There are a lot of valid reasons to stop doing certain tasks or projects. The primary reason is that the value we initially envisioned is no longer present, so it would be a waste of resources to continue. But even when something does have value, we often need to persist in the face of resistance or a scarcity of resources if we are to prevail. When we do this, people say things like, “Nobody would have blamed you if you had given up, but we’re glad you didn’t,” or, “I thought you were wasting your time when you started this, but now I see how important it is.” It’s easier to finish something when we’re being encouraged, but tougher when no one cares, or they are actively discouraging us. Ask prospective employees to tell you about how they persisted, to the very end, in the face of discouragement and indifference.
what’s their nice story?
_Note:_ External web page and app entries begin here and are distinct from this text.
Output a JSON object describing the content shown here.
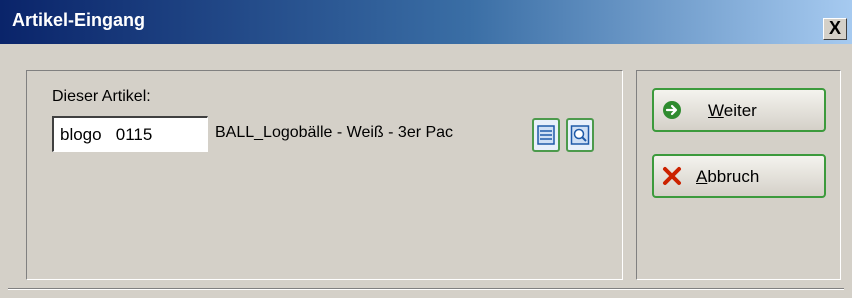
{
  "window": {
    "title": "Artikel-Eingang",
    "close_glyph": "X"
  },
  "form": {
    "article_label": "Dieser Artikel:",
    "article_value": "blogo   0115",
    "article_description": "BALL_Logobälle - Weiß - 3er Pac",
    "icons": [
      "list-icon",
      "search-icon"
    ]
  },
  "buttons": {
    "weiter": {
      "mnemonic": "W",
      "rest": "eiter",
      "icon": "arrow-right-icon",
      "accent": "#2e8b2e"
    },
    "abbruch": {
      "mnemonic": "A",
      "rest": "bbruch",
      "icon": "red-x-icon",
      "accent": "#cc2200"
    }
  }
}
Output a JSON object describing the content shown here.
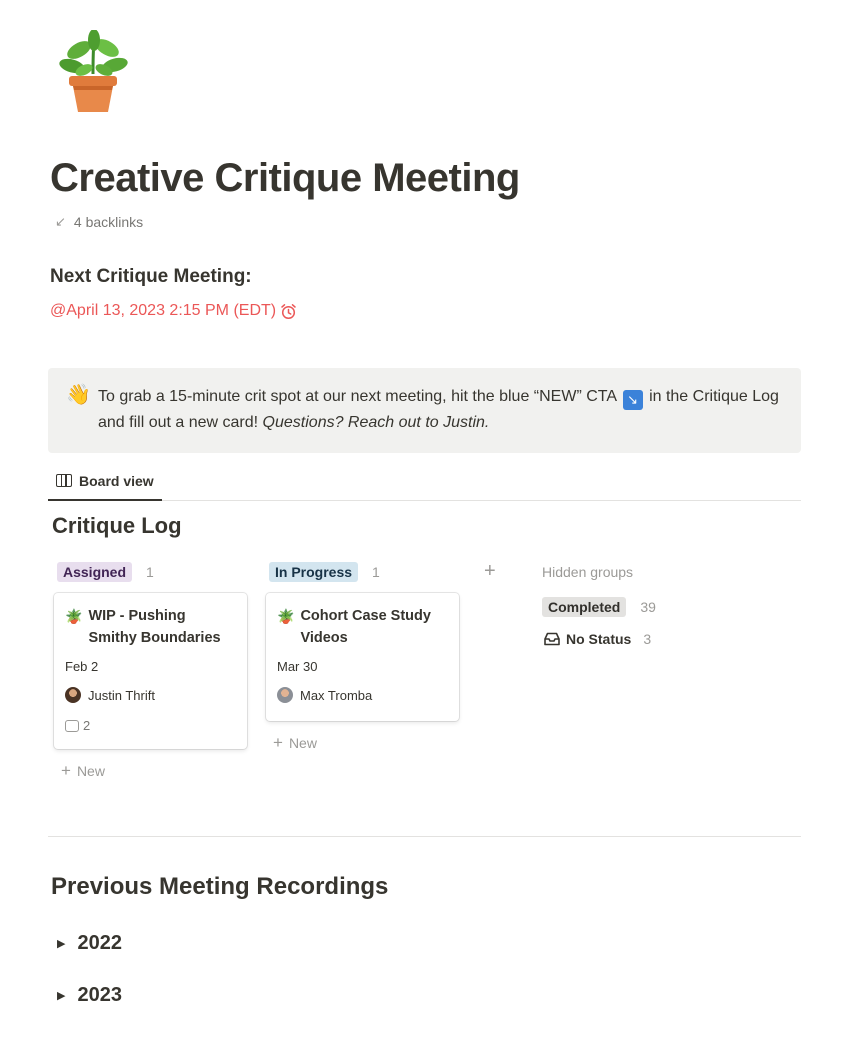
{
  "page": {
    "icon": "potted-plant-icon",
    "title": "Creative Critique Meeting",
    "backlinks": "4 backlinks"
  },
  "next_meeting": {
    "heading": "Next Critique Meeting:",
    "date_mention": "@April 13, 2023 2:15 PM (EDT)",
    "reminder_icon": "alarm-clock-icon",
    "mention_color": "#eb5757"
  },
  "callout": {
    "emoji": "👋",
    "text_before": "To grab a 15-minute crit spot at our next meeting, hit the blue “NEW” CTA",
    "cta_icon_glyph": "↘",
    "text_after": "in the Critique Log and fill out a new card!",
    "text_italic": "Questions? Reach out to Justin."
  },
  "view_tab": {
    "label": "Board view",
    "icon": "board-icon"
  },
  "database": {
    "title": "Critique Log",
    "groups": [
      {
        "label": "Assigned",
        "count": "1",
        "color": "#e8deee",
        "card": {
          "emoji": "🪴",
          "title": "WIP - Pushing Smithy Boundaries",
          "date": "Feb 2",
          "person": "Justin Thrift",
          "comments": "2"
        },
        "new_label": "New"
      },
      {
        "label": "In Progress",
        "count": "1",
        "color": "#d3e5ef",
        "card": {
          "emoji": "🪴",
          "title": "Cohort Case Study Videos",
          "date": "Mar 30",
          "person": "Max Tromba"
        },
        "new_label": "New"
      }
    ],
    "add_group_glyph": "+",
    "hidden_groups": {
      "label": "Hidden groups",
      "items": [
        {
          "label": "Completed",
          "count": "39"
        },
        {
          "label": "No Status",
          "count": "3",
          "icon": "inbox-icon"
        }
      ]
    }
  },
  "recordings": {
    "heading": "Previous Meeting Recordings",
    "toggles": [
      {
        "label": "2022"
      },
      {
        "label": "2023"
      }
    ]
  }
}
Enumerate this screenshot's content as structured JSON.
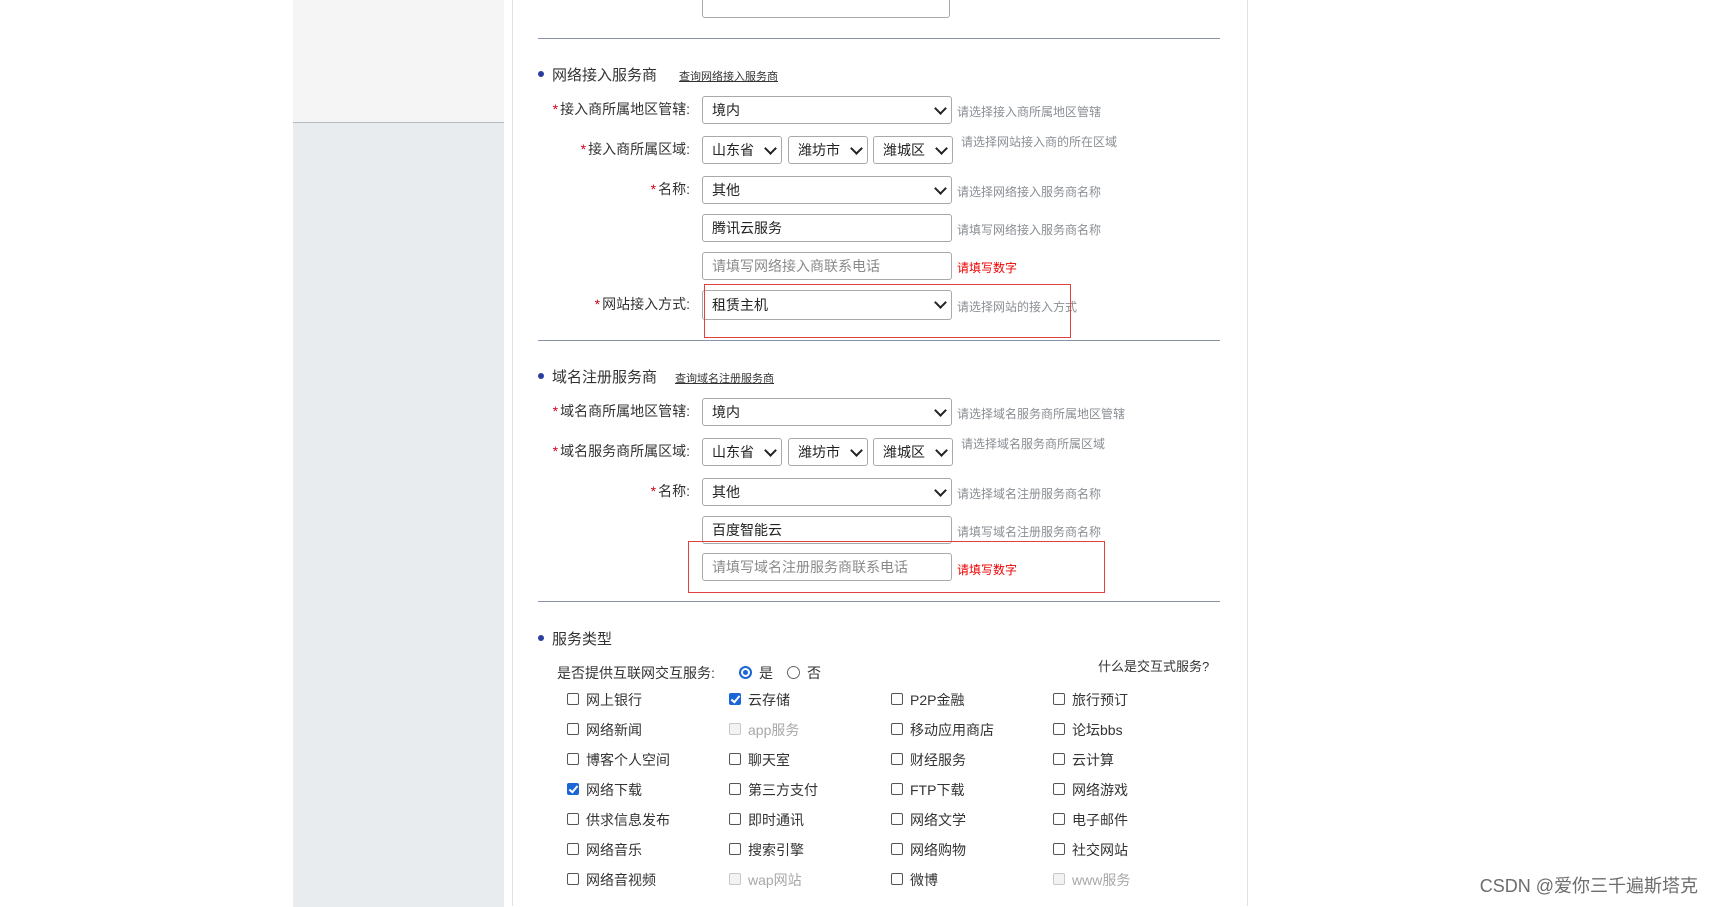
{
  "isp_section": {
    "title": "网络接入服务商",
    "link": "查询网络接入服务商",
    "region_label": "接入商所属地区管辖:",
    "region_value": "境内",
    "region_hint": "请选择接入商所属地区管辖",
    "area_label": "接入商所属区域:",
    "province": "山东省",
    "city": "潍坊市",
    "district": "潍城区",
    "area_hint": "请选择网站接入商的所在区域",
    "name_label": "名称:",
    "name_value": "其他",
    "name_hint": "请选择网络接入服务商名称",
    "custom_name_value": "腾讯云服务",
    "custom_name_hint": "请填写网络接入服务商名称",
    "phone_placeholder": "请填写网络接入商联系电话",
    "phone_error": "请填写数字",
    "access_label": "网站接入方式:",
    "access_value": "租赁主机",
    "access_hint": "请选择网站的接入方式"
  },
  "domain_section": {
    "title": "域名注册服务商",
    "link": "查询域名注册服务商",
    "region_label": "域名商所属地区管辖:",
    "region_value": "境内",
    "region_hint": "请选择域名服务商所属地区管辖",
    "area_label": "域名服务商所属区域:",
    "province": "山东省",
    "city": "潍坊市",
    "district": "潍城区",
    "area_hint": "请选择域名服务商所属区域",
    "name_label": "名称:",
    "name_value": "其他",
    "name_hint": "请选择域名注册服务商名称",
    "custom_name_value": "百度智能云",
    "custom_name_hint": "请填写域名注册服务商名称",
    "phone_placeholder": "请填写域名注册服务商联系电话",
    "phone_error": "请填写数字"
  },
  "service_section": {
    "title": "服务类型",
    "interactive_question": "是否提供互联网交互服务:",
    "yes": "是",
    "no": "否",
    "help_link": "什么是交互式服务?",
    "selected": "是",
    "services": [
      {
        "label": "网上银行",
        "checked": false,
        "disabled": false
      },
      {
        "label": "云存储",
        "checked": true,
        "disabled": false
      },
      {
        "label": "P2P金融",
        "checked": false,
        "disabled": false
      },
      {
        "label": "旅行预订",
        "checked": false,
        "disabled": false
      },
      {
        "label": "网络新闻",
        "checked": false,
        "disabled": false
      },
      {
        "label": "app服务",
        "checked": false,
        "disabled": true
      },
      {
        "label": "移动应用商店",
        "checked": false,
        "disabled": false
      },
      {
        "label": "论坛bbs",
        "checked": false,
        "disabled": false
      },
      {
        "label": "博客个人空间",
        "checked": false,
        "disabled": false
      },
      {
        "label": "聊天室",
        "checked": false,
        "disabled": false
      },
      {
        "label": "财经服务",
        "checked": false,
        "disabled": false
      },
      {
        "label": "云计算",
        "checked": false,
        "disabled": false
      },
      {
        "label": "网络下载",
        "checked": true,
        "disabled": false
      },
      {
        "label": "第三方支付",
        "checked": false,
        "disabled": false
      },
      {
        "label": "FTP下载",
        "checked": false,
        "disabled": false
      },
      {
        "label": "网络游戏",
        "checked": false,
        "disabled": false
      },
      {
        "label": "供求信息发布",
        "checked": false,
        "disabled": false
      },
      {
        "label": "即时通讯",
        "checked": false,
        "disabled": false
      },
      {
        "label": "网络文学",
        "checked": false,
        "disabled": false
      },
      {
        "label": "电子邮件",
        "checked": false,
        "disabled": false
      },
      {
        "label": "网络音乐",
        "checked": false,
        "disabled": false
      },
      {
        "label": "搜索引擎",
        "checked": false,
        "disabled": false
      },
      {
        "label": "网络购物",
        "checked": false,
        "disabled": false
      },
      {
        "label": "社交网站",
        "checked": false,
        "disabled": false
      },
      {
        "label": "网络音视频",
        "checked": false,
        "disabled": false
      },
      {
        "label": "wap网站",
        "checked": false,
        "disabled": true
      },
      {
        "label": "微博",
        "checked": false,
        "disabled": false
      },
      {
        "label": "www服务",
        "checked": false,
        "disabled": true
      }
    ]
  },
  "watermark": "CSDN @爱你三千遍斯塔克"
}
Remember, nice is not about hugs and being sociable, it’s about engaging others who can help you get things done. It’s about leveraging people and the organization, without power over someone. I ask one simple question to see if they understand the power of nice, which is really the power of relationships, “What’s the best way to get a lot done in an organization?” They should tell stories about how they influenced other teams or other leaders, outside of their own team. They should be able to tell you how they got their coworkers’ support and how they got them to do extra work.
get detail and use your bull***t detector
I give every candidate the benefit of the doubt, but there’s one technique that’s always helped me detect frauds. Ask the same questions the same way to each person and the true stories, and of course the best stories, always stand out. Also, if we keep pressing them for details, any stretching of the truth will become obvious. Asking for more detail also helps us appreciate how smart, conscientious and nice they really are. The best thing about all of these questions is that they work for new workers as well as the most experienced professionals.
1 or 2 out of 3 is not enough
Now that you know what I mean by smart, conscientious and nice, imagine hiring someone who wasn’t all three. Imagine if they are really smart (they can learn anything) and really conscientious (they always finish what they start) but they are not nice (massively disrespectful jerks). They would not be able to leverage others to get even more done and your other top talent would be quitting. You always need all three.
Yes, skills, knowledge and experience are hard-won, comforting attributes for ourselves and others, but they are not enough. As far as I’m concerned, smart, conscientious and nice comes first.